**What is expected**
Whenever the word "will" appears in a line of the data below, copy that line.

**Provided information**
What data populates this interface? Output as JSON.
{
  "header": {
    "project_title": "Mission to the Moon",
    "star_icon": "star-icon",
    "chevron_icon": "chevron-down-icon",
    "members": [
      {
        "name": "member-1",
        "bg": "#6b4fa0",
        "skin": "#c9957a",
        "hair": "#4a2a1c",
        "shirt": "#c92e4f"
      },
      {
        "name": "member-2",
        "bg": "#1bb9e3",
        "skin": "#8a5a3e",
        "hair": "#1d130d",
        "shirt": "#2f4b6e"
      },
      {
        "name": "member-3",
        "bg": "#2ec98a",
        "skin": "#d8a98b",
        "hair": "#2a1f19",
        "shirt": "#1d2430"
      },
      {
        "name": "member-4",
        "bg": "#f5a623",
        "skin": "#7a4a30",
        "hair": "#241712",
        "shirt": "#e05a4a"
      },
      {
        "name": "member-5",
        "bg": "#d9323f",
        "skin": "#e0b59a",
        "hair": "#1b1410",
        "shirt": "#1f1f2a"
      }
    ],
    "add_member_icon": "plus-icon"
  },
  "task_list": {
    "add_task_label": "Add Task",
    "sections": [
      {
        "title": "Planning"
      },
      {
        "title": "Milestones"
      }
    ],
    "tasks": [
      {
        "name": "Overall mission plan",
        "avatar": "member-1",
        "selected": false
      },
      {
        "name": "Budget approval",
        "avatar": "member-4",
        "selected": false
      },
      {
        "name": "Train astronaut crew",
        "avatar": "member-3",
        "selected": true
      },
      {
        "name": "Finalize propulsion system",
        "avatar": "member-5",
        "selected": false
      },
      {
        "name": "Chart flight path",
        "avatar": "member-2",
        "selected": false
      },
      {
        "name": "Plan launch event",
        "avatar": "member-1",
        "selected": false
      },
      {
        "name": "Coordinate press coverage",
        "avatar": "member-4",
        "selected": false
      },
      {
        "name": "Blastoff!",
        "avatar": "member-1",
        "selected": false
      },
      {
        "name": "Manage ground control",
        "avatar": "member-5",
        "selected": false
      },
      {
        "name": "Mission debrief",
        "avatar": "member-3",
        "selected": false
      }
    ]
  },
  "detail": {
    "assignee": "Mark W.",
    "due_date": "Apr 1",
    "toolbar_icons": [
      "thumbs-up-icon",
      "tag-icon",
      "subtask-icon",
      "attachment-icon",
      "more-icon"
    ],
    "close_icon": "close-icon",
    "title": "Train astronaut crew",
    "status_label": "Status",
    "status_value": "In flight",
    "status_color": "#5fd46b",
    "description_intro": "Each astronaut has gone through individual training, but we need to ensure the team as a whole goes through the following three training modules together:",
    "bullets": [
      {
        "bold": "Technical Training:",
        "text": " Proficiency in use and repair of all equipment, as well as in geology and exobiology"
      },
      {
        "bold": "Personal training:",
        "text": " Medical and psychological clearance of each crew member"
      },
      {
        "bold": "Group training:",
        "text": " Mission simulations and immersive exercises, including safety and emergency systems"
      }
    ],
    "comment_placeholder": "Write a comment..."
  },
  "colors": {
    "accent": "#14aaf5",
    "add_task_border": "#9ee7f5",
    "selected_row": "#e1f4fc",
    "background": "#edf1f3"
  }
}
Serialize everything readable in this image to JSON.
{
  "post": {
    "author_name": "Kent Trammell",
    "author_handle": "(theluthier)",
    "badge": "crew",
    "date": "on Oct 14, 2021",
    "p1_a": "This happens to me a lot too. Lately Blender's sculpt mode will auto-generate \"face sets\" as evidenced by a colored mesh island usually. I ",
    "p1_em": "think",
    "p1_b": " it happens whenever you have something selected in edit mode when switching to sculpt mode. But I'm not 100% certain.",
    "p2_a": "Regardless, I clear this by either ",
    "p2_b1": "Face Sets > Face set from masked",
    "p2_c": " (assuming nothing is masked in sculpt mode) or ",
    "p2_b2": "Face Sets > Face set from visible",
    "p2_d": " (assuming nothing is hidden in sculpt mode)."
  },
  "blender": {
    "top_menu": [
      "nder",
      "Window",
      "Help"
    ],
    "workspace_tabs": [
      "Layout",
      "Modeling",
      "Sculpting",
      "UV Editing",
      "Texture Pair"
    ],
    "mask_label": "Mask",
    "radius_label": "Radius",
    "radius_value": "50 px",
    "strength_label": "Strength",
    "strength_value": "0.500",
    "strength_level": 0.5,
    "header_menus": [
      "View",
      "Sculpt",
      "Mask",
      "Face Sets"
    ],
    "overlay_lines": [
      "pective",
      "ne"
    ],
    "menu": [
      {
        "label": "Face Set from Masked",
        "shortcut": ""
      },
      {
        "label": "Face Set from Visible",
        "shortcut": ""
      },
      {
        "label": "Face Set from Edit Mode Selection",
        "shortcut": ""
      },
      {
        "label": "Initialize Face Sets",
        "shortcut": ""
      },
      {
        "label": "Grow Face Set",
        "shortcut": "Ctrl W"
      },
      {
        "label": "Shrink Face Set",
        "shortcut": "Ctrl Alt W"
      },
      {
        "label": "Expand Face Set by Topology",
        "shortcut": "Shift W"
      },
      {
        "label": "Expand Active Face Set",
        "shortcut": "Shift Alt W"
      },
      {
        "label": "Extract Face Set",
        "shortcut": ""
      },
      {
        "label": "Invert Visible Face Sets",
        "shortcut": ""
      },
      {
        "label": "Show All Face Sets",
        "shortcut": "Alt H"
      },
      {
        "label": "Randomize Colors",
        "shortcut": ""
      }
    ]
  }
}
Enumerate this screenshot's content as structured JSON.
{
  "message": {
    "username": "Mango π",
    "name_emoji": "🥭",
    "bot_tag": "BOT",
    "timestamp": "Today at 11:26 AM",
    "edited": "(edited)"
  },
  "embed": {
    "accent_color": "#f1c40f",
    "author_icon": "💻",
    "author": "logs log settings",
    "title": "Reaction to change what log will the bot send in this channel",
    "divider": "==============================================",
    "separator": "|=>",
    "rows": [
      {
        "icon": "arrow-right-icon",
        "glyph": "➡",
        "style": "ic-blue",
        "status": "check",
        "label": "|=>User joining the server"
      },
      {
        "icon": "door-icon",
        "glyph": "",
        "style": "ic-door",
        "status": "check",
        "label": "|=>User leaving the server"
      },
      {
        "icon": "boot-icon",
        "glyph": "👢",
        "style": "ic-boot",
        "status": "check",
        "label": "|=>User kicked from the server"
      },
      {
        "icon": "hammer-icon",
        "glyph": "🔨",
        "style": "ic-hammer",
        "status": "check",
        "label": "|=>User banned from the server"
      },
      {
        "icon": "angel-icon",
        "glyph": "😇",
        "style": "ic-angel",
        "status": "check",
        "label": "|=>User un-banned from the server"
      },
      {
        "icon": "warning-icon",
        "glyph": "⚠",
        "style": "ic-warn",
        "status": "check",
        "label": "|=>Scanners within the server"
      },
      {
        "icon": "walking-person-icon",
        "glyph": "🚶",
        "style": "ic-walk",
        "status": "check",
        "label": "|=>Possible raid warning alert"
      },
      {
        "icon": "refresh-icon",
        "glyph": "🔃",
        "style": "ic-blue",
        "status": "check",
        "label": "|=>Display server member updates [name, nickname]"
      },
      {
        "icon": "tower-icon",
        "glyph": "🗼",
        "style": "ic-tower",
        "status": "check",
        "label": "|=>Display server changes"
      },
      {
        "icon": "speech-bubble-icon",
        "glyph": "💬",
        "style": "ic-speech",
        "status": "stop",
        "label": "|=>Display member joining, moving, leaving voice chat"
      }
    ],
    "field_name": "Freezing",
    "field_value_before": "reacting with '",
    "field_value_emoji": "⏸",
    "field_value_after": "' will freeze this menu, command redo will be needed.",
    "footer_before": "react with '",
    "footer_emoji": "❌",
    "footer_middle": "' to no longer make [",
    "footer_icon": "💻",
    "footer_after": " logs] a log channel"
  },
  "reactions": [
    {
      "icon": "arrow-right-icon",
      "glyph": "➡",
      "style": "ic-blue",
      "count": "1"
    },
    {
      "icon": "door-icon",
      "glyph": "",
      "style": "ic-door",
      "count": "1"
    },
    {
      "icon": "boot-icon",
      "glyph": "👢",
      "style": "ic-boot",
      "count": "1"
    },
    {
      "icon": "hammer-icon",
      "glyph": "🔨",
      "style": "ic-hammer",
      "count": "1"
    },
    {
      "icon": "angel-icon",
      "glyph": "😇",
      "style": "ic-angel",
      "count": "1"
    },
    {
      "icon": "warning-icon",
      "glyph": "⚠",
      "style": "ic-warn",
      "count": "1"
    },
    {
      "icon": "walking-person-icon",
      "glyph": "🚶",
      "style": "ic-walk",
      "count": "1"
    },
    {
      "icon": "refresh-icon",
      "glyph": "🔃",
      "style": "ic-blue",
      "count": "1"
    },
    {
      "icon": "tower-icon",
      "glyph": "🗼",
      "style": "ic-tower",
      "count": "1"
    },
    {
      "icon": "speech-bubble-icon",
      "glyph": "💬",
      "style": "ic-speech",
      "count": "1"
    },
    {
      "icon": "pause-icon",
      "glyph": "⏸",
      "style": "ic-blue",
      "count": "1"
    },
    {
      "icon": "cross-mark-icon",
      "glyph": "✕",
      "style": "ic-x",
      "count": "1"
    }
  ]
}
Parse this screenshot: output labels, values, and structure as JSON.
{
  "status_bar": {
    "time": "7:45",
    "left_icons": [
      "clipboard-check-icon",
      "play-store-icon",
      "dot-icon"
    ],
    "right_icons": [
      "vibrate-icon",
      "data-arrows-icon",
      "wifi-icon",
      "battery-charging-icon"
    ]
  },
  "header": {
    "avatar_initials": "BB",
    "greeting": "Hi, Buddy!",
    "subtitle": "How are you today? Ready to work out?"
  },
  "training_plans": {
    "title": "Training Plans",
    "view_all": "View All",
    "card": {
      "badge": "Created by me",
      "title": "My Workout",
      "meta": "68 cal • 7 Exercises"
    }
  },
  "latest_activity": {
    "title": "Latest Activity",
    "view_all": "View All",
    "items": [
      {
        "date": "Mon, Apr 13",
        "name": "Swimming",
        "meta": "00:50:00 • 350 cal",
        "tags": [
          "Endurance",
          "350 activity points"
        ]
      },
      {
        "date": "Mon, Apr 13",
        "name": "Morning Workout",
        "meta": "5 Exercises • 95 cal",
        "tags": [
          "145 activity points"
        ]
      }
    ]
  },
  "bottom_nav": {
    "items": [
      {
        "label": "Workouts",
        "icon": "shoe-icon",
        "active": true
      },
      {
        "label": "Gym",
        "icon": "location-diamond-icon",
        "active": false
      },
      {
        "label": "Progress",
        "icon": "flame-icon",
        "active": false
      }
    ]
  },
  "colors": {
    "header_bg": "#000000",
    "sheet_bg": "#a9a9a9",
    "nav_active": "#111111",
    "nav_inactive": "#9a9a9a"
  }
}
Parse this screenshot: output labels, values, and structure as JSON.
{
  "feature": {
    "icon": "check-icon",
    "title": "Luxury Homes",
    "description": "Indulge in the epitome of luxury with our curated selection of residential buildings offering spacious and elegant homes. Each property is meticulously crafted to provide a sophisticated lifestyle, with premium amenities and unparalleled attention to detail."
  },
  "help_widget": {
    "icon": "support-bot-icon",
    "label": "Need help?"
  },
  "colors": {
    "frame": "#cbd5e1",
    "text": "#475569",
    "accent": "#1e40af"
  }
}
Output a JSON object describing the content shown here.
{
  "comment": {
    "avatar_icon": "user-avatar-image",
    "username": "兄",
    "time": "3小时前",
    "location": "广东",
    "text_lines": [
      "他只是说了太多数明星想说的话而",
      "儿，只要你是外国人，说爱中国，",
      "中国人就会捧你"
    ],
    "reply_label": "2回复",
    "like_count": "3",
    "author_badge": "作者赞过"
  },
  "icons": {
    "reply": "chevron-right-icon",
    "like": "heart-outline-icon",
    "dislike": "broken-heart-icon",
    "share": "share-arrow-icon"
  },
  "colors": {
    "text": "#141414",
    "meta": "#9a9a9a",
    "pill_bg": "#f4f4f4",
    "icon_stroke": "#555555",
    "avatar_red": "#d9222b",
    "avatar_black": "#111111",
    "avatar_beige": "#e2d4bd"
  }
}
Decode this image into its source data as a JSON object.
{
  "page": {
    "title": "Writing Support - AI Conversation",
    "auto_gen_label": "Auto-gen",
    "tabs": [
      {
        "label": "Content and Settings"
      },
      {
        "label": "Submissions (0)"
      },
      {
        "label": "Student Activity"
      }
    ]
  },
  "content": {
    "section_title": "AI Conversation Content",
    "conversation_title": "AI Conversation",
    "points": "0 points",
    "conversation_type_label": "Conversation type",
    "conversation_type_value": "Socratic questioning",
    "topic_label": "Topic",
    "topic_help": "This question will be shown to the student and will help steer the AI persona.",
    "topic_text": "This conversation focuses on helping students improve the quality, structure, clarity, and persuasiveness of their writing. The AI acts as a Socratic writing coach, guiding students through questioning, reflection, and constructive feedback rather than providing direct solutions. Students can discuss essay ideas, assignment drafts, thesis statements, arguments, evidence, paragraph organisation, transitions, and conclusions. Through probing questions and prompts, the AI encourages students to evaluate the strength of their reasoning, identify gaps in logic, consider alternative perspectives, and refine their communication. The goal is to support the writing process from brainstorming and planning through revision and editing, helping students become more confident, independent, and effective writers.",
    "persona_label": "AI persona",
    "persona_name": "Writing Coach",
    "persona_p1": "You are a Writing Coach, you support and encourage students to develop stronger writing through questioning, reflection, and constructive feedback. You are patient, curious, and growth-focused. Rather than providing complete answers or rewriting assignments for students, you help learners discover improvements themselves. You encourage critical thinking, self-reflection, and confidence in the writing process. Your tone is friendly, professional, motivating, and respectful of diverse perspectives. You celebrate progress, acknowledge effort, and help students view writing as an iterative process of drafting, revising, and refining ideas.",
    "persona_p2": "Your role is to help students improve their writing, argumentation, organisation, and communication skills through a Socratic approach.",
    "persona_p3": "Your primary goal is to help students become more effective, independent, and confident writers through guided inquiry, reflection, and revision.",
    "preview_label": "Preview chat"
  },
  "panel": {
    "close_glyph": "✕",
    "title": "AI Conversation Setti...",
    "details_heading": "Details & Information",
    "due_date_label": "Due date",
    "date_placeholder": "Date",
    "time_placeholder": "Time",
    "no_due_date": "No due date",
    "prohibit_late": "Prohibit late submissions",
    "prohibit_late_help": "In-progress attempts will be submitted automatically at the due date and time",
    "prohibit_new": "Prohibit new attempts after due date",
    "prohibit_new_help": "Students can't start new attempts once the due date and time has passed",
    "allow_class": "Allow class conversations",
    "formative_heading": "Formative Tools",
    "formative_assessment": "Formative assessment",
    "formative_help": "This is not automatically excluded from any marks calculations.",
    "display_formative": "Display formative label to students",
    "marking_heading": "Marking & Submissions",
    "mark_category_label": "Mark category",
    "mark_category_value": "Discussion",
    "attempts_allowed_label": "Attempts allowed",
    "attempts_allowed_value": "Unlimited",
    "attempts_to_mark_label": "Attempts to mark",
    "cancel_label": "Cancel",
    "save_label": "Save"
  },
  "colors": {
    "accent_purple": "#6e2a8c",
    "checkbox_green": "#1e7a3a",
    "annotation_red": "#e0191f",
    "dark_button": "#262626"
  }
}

**Reply to the task**
    "p1_a": "This happens to me a lot too. Lately Blender's sculpt mode will auto-generate \"face sets\" as evidenced by a colored mesh island usually. I ",
    "title": "Reaction to change what log will the bot send in this channel",
    "field_value_after": "' will freeze this menu, command redo will be needed.",
    "topic_help": "This question will be shown to the student and will help steer the AI persona.",
    "prohibit_late_help": "In-progress attempts will be submitted automatically at the due date and time",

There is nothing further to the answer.